QCOSTARICA – Did you notice that lately your local pulperia, supermarket, big box store and every other place you use your plastic that you weren’t given the voucher? Or the cashier offering the card reader instead of taking your car? And that pesky email every time you use your card?
This is all part of a change that occurred on January 1 when you pay with a credit or debit card, where the process should now be: take your card and hold it up to the dataphone (datáfono in Spanish), which should be accessible to you; no one should ask you for the card to process the payment.
On the dataphone, you should be able to see the amount to pay and once the plastic is accepted, the electronic notification should reach you (by email or text) in less than a minute.
And if the purchase is less than ¢30,000 colones (used to be ¢15,000) there is no signature required and you won’t be given a voucher, unless you request it. At some stores like Pricesmart, the limit is much higher, up to or over ¢100,000 colones.
Depending on the retailer, some continue to automatically provide customers with a voucher.
The change is based on the Regulation of the Payment Card System, which entered into force on November 24, 2020, but which for some measures established specific deadlines, such as January 1, 2021.
In the same regulation, the maximum commissions that may be charged by the providers of the card system to the businesses are established.
It also contains elements to develop the efficiency and security of the card system and guarantee the lowest possible cost for members.
The Regulations are based on the Ley de Comisiones Máximas del Sistema de Tarjetas (Ley 9831) – Law of Maximum Commissions of the Card System that is currently maxed at 2.5% set by the Central Bank to businesses for accepting card payments
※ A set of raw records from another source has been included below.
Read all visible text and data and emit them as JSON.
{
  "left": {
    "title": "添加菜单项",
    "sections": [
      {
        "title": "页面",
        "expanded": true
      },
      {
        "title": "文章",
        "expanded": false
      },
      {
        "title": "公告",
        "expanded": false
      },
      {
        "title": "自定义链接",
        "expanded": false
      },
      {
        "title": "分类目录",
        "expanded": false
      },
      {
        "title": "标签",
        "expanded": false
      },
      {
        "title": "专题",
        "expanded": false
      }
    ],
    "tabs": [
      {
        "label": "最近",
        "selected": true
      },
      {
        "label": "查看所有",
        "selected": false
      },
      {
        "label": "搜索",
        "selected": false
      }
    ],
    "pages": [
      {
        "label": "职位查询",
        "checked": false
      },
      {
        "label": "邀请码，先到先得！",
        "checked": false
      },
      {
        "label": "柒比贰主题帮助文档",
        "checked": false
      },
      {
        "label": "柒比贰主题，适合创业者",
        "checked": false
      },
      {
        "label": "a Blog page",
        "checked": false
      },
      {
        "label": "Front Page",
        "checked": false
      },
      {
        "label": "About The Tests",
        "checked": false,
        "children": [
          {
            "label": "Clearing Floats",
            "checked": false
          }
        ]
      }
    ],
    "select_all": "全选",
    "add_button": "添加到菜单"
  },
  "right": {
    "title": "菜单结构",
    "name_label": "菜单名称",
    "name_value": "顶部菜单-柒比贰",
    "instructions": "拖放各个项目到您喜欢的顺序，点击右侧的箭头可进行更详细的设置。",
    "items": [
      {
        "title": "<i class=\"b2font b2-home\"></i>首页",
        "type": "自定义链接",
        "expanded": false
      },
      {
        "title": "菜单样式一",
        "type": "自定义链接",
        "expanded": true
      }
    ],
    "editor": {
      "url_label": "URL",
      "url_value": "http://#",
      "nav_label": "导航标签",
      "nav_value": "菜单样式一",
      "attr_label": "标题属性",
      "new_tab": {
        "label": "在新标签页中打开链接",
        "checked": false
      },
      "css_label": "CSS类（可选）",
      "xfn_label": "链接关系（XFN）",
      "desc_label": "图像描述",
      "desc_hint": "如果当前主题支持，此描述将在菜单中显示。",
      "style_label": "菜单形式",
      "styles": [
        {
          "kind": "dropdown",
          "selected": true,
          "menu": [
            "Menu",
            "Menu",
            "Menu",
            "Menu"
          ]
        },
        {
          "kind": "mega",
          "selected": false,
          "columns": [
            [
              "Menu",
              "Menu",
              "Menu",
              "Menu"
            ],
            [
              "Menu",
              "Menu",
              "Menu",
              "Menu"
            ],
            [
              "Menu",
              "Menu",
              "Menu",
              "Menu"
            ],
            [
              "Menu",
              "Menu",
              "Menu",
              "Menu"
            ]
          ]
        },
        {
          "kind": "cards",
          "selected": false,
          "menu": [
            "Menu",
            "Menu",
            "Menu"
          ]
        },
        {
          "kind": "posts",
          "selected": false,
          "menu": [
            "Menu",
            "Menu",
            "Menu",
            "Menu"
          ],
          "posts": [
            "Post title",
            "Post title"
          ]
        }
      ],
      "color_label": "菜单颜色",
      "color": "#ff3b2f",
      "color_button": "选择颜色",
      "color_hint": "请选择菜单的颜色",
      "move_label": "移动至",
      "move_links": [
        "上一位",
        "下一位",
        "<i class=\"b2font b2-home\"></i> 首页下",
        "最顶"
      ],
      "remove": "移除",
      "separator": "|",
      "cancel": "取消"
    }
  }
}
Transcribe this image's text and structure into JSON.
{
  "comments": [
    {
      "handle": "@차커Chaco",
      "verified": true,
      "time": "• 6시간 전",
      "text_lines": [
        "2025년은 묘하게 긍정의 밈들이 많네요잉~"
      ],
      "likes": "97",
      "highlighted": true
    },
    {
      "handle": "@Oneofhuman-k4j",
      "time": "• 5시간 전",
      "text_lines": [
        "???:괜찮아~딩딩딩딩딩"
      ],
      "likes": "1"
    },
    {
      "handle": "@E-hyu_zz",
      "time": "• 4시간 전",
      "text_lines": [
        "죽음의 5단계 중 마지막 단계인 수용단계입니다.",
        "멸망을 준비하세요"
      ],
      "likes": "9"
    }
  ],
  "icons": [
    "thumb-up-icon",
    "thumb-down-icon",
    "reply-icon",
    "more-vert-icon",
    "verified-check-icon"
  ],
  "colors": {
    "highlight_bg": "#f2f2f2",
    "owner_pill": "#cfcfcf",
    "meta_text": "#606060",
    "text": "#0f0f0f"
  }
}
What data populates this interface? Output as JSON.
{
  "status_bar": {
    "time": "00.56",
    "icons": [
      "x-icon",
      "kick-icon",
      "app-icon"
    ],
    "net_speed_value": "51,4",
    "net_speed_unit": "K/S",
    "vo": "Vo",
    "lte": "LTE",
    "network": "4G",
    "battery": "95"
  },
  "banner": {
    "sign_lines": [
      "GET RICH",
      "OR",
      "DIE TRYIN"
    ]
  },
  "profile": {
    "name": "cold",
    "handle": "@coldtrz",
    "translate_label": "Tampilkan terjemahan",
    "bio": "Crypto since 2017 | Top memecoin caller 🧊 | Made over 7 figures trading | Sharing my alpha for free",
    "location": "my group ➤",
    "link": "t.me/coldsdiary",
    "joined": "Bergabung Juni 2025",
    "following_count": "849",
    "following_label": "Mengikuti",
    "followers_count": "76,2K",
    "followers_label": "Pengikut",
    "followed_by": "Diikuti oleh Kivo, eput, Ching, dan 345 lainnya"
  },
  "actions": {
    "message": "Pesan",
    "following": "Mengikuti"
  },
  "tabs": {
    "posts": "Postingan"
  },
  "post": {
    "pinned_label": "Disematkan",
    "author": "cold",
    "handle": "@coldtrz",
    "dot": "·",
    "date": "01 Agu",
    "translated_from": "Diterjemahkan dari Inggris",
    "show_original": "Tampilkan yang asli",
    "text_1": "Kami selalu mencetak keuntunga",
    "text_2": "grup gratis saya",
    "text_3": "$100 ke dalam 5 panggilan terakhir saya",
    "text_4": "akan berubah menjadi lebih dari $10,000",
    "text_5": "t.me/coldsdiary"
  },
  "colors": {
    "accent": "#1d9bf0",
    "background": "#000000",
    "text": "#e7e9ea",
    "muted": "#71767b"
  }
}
Carlos Melegatti, director of the Payment Systems Division of the Central Bank, explained that the changes seek to make the card payment system more efficient, more ecological, reduce costs that today has the generation of a váucher and is safer because the customer does not have to hand over the card, which also contributes to the fight against the coronavirus.
The new provisions
Article 16 of the new regulation provides that for any payment transaction carried out within the country, the printed receipt of said transaction will be delivered, only at the request of the client.
From the 1st. January 2021, that rule came into effect for quick payments, which are purchases of less than ¢30,000, and from the 1st. July 2021, it will be for purchases greater than that amount.
Articles 18 and 19 of the Regulation establish that, no later than December 31, national issuers must electronically notify their customers, in less than one minute, all payment transactions, whether they are initiated in their own networks or those of third parties.
This notification is sent to the client’s email, or through any other channel previously agreed between the parties.
Article 28 of the Regulation indicates that the client must have access to the dataphone and observe the amount to be charged.
“The affiliate must ensure that they have the appropriate infrastructure at the point of sale, so that the acquirer can install the POS (the point of sale terminal) in a way that remains easily accessible to the customer (at their fingertips), located in the same place where you receive the good or service, with the purpose that said client can carry out the payment operation personally, using the contactless payment functionality, without detaching oneself from his payment device,” it indicates verbatim Article.
So, the next time you are asked for your card, you can refuse to hand it over; it is the obligation of the business to make the dataphone available to you to either pay contactless or swipe or insert the card yourself.